◆ **AIM OF THE TASK**
Each entry must be given again exactly as it appears, with images excluded.

(Dataset rows describing interfaces)
▼

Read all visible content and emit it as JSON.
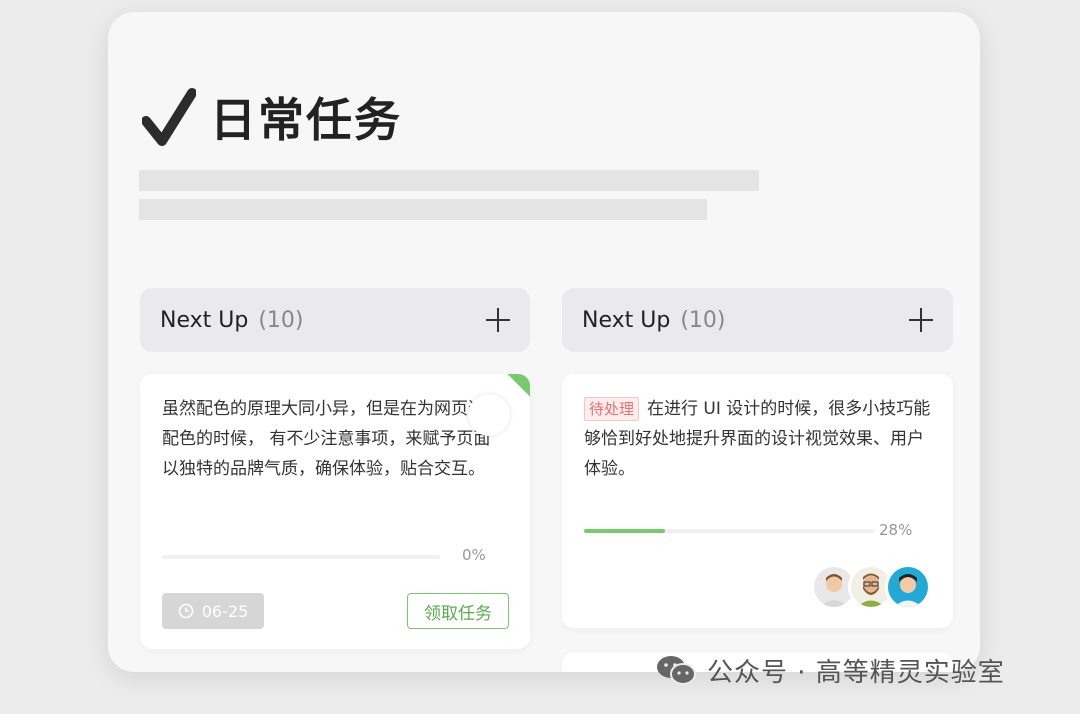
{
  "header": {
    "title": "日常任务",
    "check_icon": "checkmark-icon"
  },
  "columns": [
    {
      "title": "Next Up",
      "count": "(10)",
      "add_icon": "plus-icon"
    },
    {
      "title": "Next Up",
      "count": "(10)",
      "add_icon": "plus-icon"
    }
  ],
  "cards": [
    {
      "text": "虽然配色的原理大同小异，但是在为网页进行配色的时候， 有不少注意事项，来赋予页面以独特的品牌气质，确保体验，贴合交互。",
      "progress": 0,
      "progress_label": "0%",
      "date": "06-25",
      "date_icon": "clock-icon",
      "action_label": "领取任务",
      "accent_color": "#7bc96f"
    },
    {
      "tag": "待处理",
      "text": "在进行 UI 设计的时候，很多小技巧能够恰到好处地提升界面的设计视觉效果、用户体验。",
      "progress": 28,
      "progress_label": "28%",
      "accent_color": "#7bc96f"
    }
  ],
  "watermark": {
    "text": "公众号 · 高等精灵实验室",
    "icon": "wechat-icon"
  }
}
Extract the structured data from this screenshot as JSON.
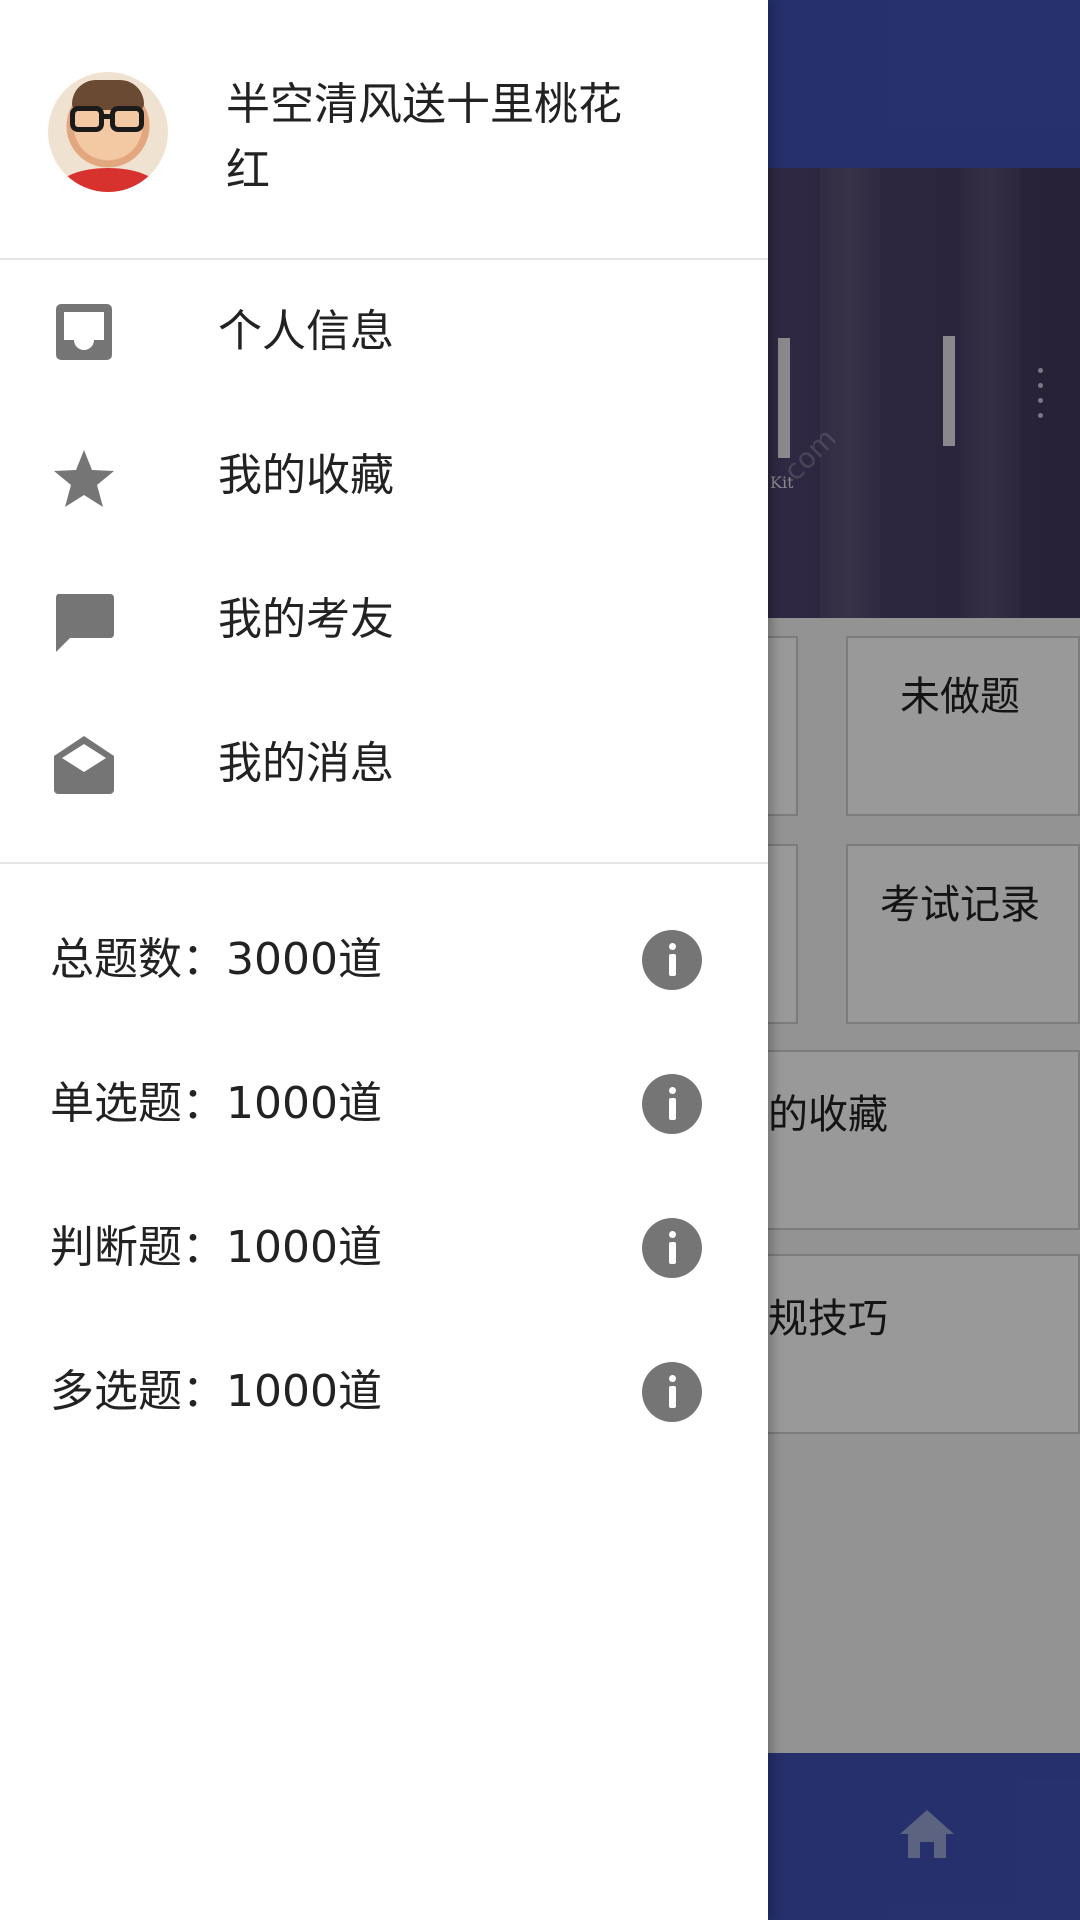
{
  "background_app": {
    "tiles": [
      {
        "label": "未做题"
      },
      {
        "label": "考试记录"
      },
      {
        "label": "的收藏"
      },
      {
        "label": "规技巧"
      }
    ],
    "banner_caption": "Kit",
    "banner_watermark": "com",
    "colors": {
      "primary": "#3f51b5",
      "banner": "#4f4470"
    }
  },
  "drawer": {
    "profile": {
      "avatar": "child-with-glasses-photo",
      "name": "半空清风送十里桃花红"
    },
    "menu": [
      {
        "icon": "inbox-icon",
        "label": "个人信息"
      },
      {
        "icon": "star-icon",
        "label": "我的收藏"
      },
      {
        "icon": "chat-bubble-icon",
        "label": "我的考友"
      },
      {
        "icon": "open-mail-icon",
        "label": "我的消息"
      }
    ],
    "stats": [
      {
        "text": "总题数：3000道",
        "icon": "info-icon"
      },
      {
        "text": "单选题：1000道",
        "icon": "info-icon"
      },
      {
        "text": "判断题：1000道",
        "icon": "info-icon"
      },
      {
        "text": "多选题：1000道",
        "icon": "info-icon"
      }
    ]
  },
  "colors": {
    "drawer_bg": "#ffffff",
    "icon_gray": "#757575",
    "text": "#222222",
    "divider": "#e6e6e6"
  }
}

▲

◆ **ANSWER TO THIS TASK**
Read all visible content and emit it as JSON.
{
  "header": {
    "title": "日常任务",
    "check_icon": "checkmark-icon"
  },
  "columns": [
    {
      "title": "Next Up",
      "count": "(10)",
      "add_icon": "plus-icon"
    },
    {
      "title": "Next Up",
      "count": "(10)",
      "add_icon": "plus-icon"
    }
  ],
  "cards": [
    {
      "text": "虽然配色的原理大同小异，但是在为网页进行配色的时候， 有不少注意事项，来赋予页面以独特的品牌气质，确保体验，贴合交互。",
      "progress": 0,
      "progress_label": "0%",
      "date": "06-25",
      "date_icon": "clock-icon",
      "action_label": "领取任务",
      "accent_color": "#7bc96f"
    },
    {
      "tag": "待处理",
      "text": "在进行 UI 设计的时候，很多小技巧能够恰到好处地提升界面的设计视觉效果、用户体验。",
      "progress": 28,
      "progress_label": "28%",
      "accent_color": "#7bc96f"
    }
  ],
  "watermark": {
    "text": "公众号 · 高等精灵实验室",
    "icon": "wechat-icon"
  }
}
Extract the structured data from this screenshot as JSON.
{
  "background_app": {
    "tiles": [
      {
        "label": "未做题"
      },
      {
        "label": "考试记录"
      },
      {
        "label": "的收藏"
      },
      {
        "label": "规技巧"
      }
    ],
    "banner_caption": "Kit",
    "banner_watermark": "com",
    "colors": {
      "primary": "#3f51b5",
      "banner": "#4f4470"
    }
  },
  "drawer": {
    "profile": {
      "avatar": "child-with-glasses-photo",
      "name": "半空清风送十里桃花红"
    },
    "menu": [
      {
        "icon": "inbox-icon",
        "label": "个人信息"
      },
      {
        "icon": "star-icon",
        "label": "我的收藏"
      },
      {
        "icon": "chat-bubble-icon",
        "label": "我的考友"
      },
      {
        "icon": "open-mail-icon",
        "label": "我的消息"
      }
    ],
    "stats": [
      {
        "text": "总题数：3000道",
        "icon": "info-icon"
      },
      {
        "text": "单选题：1000道",
        "icon": "info-icon"
      },
      {
        "text": "判断题：1000道",
        "icon": "info-icon"
      },
      {
        "text": "多选题：1000道",
        "icon": "info-icon"
      }
    ]
  },
  "colors": {
    "drawer_bg": "#ffffff",
    "icon_gray": "#757575",
    "text": "#222222",
    "divider": "#e6e6e6"
  }
}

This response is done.